▸ **Aim of the exercise**: Give the total of lines holding the word "icon" in the records below, and nothing else.

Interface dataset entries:
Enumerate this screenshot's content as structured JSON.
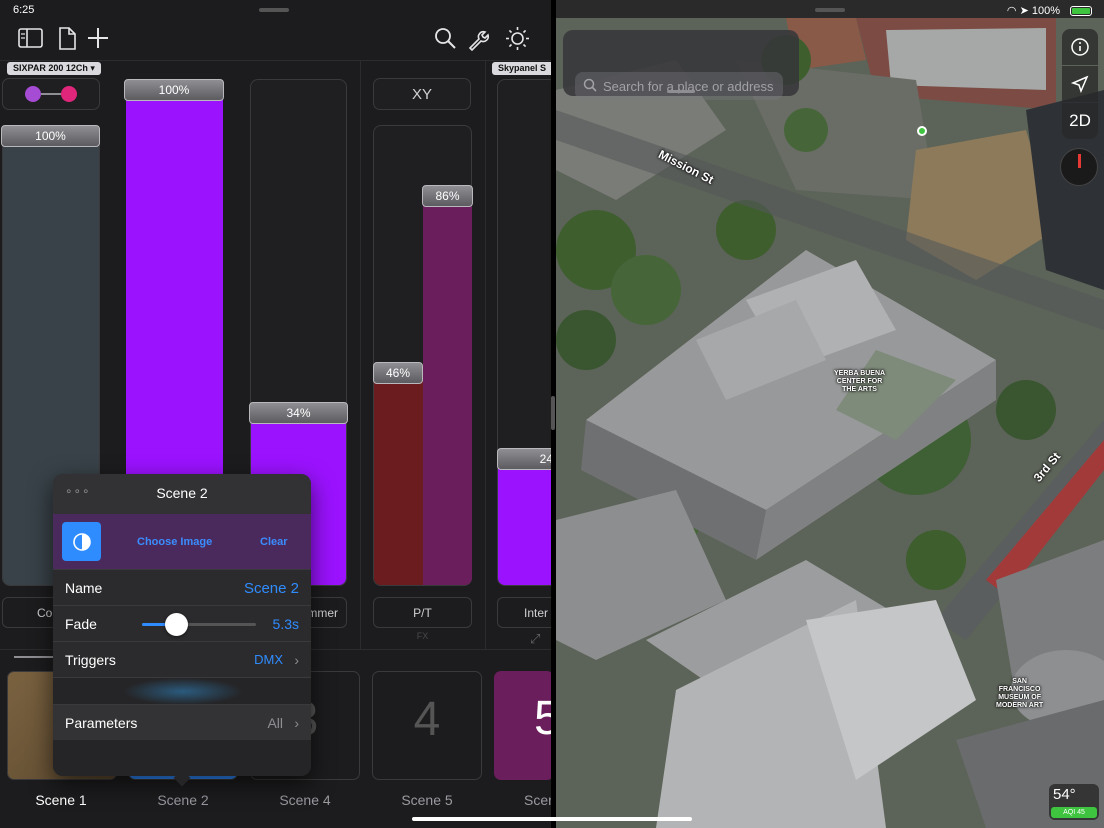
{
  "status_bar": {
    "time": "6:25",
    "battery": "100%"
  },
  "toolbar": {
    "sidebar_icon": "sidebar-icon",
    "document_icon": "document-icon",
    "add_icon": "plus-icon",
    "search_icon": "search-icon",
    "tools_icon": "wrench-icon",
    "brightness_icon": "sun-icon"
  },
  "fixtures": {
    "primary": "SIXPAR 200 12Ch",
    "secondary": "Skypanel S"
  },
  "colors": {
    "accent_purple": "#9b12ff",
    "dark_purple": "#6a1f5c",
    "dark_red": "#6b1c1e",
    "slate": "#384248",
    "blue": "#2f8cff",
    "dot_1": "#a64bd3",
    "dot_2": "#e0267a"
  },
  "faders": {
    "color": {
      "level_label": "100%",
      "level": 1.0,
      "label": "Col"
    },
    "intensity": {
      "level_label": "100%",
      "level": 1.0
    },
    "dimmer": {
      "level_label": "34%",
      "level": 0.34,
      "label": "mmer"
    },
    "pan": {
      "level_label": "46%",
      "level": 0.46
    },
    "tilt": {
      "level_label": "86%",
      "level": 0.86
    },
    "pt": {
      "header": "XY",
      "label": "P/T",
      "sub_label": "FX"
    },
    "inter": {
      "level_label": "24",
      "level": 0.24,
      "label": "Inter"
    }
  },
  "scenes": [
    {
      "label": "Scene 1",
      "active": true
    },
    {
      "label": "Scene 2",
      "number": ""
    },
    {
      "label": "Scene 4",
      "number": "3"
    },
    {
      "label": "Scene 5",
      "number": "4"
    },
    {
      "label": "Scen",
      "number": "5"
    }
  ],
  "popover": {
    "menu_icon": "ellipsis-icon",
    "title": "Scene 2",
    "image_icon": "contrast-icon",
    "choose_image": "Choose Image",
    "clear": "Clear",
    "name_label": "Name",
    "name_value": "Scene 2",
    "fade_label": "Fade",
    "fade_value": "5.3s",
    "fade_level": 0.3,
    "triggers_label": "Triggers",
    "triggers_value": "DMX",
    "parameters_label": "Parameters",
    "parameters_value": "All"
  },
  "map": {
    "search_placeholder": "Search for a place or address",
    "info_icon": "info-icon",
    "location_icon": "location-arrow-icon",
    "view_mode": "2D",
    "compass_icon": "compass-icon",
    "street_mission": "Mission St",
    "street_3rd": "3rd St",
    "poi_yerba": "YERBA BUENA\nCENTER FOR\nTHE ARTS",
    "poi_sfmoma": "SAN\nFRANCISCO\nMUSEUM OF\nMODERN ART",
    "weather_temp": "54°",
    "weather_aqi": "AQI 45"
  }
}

▸ **Result for this exercise**: 11